And it worked.
The news no longer informs…it peddles emotion. It addicts. There are political/economic/social factions out there whose very survival depends on keeping a certain amount of people at various levels of angst and anger over their issues. Furthermore, they have absolutely no concern over the consequences that might have for the people they do that to. It’s not their problem. And it took me a long time to truly appreciate the effect it had on me.
First of all, I was always angry about something. Wasting emotion on things that had absolutely nothing to do with my day to day life. My mind was not on where I was, or where I was going…it was on those dirty Neanderthals/Hippies and what they were doing now. It was on people I would never meet. And worse...it was stealing my stories.
I’ve always been something of a story teller. Even when not telling them, I was living them in my head…drawn from my interactions with the world, people, animals, and events. But now I found myself thinking in other stories…stories that read like news reports, and wasted emotion in fruitless ways. It spoke with the voice of commentators and radio personalities, and sometimes I swear I could see the TV style scan lines in my mental pictures of the actors. I was losing who I was in agenda driven stories from people who saw me as nothing more than a number to add to their ratings/click count/followers list.
It had to stop. It still has to stop.
I stopped watching TV. No more CNN/FOX/MSNBC. (my TV is now exclusively used for watching important stuff like football, cartoons and documentaries for the kids) Even more importantly, I stopped hanging out at political forums. No FreeRepublic, DailyKos, Eschaton, or Red State. No more correcting somebody who was wrong on the internet. And then even harder, I steered clear when those topics would follow me to gaming forums, sports forums, and worst of all…Facebook.
I’ve watched friendships crumble over issues that will never affect either of the friends arguing over them. Seriously!

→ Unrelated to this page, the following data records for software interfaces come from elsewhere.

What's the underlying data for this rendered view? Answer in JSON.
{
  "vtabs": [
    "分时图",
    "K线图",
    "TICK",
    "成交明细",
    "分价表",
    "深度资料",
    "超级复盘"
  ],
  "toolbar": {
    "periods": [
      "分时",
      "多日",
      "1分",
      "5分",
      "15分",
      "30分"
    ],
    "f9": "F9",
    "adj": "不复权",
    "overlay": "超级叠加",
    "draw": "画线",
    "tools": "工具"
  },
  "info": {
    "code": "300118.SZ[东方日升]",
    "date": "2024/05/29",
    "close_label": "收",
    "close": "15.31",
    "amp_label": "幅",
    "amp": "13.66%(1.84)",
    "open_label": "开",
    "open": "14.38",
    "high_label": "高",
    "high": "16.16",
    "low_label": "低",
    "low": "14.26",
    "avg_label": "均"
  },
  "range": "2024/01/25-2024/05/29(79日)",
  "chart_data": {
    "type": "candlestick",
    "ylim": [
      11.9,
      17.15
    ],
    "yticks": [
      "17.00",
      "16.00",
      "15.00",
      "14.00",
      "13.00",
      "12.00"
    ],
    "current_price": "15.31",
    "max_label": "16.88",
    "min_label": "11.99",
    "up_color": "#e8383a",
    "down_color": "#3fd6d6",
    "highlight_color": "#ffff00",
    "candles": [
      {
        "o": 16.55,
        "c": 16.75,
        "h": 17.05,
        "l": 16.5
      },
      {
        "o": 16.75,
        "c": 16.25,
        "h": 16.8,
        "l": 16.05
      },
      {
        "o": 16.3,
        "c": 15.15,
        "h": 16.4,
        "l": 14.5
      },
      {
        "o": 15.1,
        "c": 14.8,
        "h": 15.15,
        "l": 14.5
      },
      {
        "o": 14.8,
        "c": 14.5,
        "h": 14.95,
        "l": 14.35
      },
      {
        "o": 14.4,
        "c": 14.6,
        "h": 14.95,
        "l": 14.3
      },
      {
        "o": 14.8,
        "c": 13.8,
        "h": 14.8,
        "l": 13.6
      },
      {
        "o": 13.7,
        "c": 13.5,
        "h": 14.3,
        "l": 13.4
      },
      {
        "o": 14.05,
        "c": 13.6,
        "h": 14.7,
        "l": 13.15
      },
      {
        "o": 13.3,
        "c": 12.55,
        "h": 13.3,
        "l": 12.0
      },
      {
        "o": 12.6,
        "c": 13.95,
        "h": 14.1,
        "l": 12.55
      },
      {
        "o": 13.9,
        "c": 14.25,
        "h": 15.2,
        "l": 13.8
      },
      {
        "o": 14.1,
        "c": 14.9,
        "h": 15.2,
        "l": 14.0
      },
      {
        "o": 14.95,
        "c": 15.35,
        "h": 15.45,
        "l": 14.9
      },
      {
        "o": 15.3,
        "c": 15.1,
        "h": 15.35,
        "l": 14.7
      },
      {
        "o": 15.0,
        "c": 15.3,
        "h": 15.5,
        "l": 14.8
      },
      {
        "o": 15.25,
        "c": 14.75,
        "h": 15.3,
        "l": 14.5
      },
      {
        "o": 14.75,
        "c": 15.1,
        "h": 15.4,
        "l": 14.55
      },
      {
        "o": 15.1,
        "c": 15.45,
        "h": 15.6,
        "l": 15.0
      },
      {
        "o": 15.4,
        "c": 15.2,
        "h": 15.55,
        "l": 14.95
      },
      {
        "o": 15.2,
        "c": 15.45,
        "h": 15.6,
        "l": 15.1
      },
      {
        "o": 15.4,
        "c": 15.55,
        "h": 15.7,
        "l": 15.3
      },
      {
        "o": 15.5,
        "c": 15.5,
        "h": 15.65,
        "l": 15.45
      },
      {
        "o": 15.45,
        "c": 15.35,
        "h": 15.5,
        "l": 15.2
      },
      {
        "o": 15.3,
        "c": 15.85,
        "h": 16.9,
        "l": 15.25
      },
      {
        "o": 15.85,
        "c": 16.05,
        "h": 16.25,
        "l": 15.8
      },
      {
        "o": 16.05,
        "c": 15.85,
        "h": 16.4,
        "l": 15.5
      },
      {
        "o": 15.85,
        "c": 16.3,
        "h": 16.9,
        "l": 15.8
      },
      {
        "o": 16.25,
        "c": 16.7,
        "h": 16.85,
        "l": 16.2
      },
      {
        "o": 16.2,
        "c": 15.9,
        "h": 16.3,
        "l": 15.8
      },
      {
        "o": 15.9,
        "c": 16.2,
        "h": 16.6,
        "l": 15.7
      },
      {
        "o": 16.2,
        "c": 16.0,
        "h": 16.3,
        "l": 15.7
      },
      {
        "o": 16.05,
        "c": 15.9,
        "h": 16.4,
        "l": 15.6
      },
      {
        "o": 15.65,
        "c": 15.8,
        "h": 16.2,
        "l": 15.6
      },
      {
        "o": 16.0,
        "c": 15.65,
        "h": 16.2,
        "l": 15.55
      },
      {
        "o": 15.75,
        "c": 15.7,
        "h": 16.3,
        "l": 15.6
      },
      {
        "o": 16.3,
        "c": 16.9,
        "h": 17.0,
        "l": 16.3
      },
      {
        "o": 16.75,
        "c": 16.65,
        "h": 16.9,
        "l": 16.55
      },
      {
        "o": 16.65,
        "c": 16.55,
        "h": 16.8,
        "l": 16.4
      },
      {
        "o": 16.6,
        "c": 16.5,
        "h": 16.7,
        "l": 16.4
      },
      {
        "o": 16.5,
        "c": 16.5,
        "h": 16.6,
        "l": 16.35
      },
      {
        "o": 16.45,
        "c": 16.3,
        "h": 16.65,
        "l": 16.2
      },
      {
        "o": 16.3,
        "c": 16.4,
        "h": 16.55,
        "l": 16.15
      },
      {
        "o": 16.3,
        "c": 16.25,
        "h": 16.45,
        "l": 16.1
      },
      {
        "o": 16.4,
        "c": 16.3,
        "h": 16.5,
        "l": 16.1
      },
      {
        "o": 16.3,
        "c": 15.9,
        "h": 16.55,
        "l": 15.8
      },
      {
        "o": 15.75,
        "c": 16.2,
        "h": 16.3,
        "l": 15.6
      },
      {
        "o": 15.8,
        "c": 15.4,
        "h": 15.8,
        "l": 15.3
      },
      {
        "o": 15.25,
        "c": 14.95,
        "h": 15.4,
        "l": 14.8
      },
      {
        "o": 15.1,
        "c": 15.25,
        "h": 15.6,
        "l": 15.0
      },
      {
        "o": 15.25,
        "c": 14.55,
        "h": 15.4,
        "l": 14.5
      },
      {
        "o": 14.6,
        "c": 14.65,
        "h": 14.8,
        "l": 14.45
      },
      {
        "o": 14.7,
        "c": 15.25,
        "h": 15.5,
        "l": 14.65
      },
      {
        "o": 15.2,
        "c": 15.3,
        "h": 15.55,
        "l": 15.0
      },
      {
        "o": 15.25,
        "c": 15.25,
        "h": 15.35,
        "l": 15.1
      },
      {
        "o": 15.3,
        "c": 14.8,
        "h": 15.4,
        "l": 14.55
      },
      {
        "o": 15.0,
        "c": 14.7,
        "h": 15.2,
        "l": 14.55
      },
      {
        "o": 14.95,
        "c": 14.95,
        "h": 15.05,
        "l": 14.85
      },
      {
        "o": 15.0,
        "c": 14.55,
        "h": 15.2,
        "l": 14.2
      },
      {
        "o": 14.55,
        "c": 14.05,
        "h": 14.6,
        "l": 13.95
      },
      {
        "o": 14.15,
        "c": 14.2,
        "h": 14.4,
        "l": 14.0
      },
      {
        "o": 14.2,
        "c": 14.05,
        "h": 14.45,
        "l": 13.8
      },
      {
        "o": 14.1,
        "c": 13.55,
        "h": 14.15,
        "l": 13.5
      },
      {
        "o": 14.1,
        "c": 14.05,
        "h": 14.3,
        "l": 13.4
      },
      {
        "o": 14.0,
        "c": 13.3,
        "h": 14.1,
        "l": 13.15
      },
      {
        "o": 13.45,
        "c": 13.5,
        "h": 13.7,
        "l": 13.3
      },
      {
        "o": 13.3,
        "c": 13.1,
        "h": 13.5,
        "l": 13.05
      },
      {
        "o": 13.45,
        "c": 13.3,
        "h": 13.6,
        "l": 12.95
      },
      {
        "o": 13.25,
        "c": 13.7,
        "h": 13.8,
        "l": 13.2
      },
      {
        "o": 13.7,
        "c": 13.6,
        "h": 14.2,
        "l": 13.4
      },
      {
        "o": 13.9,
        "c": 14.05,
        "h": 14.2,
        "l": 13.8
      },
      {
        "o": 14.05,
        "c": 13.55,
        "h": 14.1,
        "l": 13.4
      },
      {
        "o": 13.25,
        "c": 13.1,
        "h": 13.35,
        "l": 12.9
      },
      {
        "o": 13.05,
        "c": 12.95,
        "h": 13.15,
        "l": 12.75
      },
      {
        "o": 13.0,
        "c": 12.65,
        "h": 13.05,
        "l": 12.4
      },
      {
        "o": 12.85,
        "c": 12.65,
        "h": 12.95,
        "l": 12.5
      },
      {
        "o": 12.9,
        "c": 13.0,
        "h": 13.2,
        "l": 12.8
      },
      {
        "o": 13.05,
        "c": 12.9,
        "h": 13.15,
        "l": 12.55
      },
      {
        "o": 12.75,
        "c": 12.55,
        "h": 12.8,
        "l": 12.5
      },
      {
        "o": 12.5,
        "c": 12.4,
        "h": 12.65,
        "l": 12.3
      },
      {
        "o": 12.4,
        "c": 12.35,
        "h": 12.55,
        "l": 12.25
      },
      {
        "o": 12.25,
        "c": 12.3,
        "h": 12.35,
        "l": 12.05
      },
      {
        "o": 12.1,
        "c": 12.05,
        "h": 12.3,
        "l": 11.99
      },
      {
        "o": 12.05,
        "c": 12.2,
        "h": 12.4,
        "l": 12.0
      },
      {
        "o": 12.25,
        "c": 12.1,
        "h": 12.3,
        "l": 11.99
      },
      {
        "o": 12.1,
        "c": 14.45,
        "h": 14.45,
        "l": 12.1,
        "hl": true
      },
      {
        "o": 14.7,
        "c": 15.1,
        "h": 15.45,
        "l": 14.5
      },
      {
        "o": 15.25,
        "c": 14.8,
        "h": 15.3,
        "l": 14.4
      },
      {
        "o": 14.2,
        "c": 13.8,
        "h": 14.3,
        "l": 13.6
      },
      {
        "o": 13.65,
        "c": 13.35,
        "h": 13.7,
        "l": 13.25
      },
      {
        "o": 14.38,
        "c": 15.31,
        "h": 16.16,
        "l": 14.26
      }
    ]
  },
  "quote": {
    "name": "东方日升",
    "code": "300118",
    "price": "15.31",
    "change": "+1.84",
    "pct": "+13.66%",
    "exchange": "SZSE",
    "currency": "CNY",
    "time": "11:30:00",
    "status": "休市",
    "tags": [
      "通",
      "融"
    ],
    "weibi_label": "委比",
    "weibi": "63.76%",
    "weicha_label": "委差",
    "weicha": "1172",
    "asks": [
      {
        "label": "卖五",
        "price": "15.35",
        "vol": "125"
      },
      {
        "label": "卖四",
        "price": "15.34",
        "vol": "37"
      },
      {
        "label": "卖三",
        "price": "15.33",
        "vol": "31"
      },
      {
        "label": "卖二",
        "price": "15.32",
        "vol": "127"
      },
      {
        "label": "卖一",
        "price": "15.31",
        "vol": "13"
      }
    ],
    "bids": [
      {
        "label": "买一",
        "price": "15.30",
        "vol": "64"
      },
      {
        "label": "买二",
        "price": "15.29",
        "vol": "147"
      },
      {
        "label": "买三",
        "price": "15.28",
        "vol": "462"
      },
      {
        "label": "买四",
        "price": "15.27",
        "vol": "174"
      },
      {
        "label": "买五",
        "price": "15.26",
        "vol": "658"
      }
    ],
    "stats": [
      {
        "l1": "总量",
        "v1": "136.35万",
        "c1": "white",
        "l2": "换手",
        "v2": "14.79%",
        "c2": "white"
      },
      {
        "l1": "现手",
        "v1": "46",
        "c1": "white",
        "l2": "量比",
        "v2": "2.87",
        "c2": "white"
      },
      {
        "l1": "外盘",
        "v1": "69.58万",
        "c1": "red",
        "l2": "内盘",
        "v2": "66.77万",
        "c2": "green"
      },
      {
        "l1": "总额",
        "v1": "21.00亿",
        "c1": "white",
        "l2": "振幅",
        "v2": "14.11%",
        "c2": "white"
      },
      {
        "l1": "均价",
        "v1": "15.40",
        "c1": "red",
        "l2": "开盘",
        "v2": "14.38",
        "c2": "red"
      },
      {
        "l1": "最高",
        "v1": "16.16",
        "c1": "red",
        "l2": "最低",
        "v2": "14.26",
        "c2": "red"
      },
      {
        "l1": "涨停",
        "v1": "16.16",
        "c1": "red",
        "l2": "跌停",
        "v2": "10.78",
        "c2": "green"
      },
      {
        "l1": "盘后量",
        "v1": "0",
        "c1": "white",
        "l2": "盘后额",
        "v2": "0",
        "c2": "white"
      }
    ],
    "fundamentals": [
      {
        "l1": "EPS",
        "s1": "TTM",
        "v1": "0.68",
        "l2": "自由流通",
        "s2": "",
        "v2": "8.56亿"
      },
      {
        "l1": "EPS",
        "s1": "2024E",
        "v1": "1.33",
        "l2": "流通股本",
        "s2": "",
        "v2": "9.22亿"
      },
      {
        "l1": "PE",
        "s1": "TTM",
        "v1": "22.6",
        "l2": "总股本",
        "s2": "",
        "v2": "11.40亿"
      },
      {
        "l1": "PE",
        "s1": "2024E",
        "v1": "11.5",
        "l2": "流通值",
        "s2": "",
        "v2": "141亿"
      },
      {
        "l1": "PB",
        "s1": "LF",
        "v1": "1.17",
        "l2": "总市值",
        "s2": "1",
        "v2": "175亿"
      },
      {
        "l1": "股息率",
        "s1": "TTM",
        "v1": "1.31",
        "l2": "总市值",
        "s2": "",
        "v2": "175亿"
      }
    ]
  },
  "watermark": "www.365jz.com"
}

If you’re going to throw away a friend, at least do it over something he or she did to YOU. It should at least be over something that happened in YOUR STORY. And I realized in many of those situations it could just as easily have been me.
And just as scary, some friends over time seem to only post on those things instead of anything to do with themselves. If you were going by their Facebook timeline, you would think that’s who they’ve become…an advertisement for a cause/position/party. They’ve flattened into a two dimensional agenda, where there used to be a living person.
I may be an introvert and a bit of a hermit, but I prefer people.
(switches to 3rd person perspective for the big finish)
So Nate’s opinions on the big debates are exclusively his business. He does not come to Facebook to validate or deny your opinion on abortion/gun control/religion or lack thereof/Obama/climate change/ or…God help us all…the Kardashians. He is not here to take sides. He values all his friends, from all parts of the political/social spectrum. On the other hand, he does pay attention to YOUR stories…pictures of your vacations, tales of your kids, reports of your triumphs, sagas of your failures, and photos of your projects.
D. Nathan Hilliard lives in Spring, Texas with his veterinarian wife, two children, and two cats. He draws his inspiration from a childhood living in different small Texas towns, accented by teen years spent in western New Mexico. He has experienced life through a diverse collection of jobs ranging from meter reading and being an assistant manager at a convenience store, to working at cotton gins, window factories, and uranium mills. After coming down with Charcot Marie Tooth (CMT) at the turn of the century, Mr. Hilliard now happily settles for tending house, raising his kids, and exploring the field of writing.